▸ **WHAT YOU SHOULD DO**
Copy out every line of the data where the word "chevron" is found.

(Web page and app entries)
# # # # # # #

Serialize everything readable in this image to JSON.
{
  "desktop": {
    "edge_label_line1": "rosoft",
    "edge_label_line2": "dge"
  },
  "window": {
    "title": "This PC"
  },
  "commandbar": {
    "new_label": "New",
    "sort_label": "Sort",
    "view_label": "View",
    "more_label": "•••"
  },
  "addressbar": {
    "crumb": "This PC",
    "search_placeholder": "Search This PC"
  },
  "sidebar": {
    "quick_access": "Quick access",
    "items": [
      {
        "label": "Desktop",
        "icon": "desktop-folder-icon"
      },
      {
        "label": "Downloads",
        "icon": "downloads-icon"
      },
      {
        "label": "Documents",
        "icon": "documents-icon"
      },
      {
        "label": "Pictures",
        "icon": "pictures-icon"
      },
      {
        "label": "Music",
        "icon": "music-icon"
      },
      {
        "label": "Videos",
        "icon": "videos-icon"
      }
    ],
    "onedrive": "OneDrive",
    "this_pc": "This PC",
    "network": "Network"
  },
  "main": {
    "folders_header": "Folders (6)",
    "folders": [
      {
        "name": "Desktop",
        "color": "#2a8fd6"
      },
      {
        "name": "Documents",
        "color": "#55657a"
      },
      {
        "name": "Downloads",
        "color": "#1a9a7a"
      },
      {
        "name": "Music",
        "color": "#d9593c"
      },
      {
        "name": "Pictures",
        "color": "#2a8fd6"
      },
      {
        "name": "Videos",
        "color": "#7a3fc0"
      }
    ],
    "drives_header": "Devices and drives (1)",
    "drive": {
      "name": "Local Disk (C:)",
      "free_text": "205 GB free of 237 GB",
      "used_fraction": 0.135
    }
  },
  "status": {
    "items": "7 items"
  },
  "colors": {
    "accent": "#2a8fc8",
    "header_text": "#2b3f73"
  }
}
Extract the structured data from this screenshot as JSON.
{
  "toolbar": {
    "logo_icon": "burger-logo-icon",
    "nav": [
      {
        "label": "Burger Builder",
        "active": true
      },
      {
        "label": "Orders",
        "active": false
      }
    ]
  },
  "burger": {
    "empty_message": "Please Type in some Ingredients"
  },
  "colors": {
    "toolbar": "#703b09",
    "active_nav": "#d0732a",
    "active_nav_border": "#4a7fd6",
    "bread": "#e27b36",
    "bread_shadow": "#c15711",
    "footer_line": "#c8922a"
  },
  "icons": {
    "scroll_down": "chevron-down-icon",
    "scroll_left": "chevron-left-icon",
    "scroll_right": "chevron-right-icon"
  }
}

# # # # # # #

▸ **SOLUTION FOR THIS EXERCISE**
    "scroll_down": "chevron-down-icon",
    "scroll_left": "chevron-left-icon",
    "scroll_right": "chevron-right-icon"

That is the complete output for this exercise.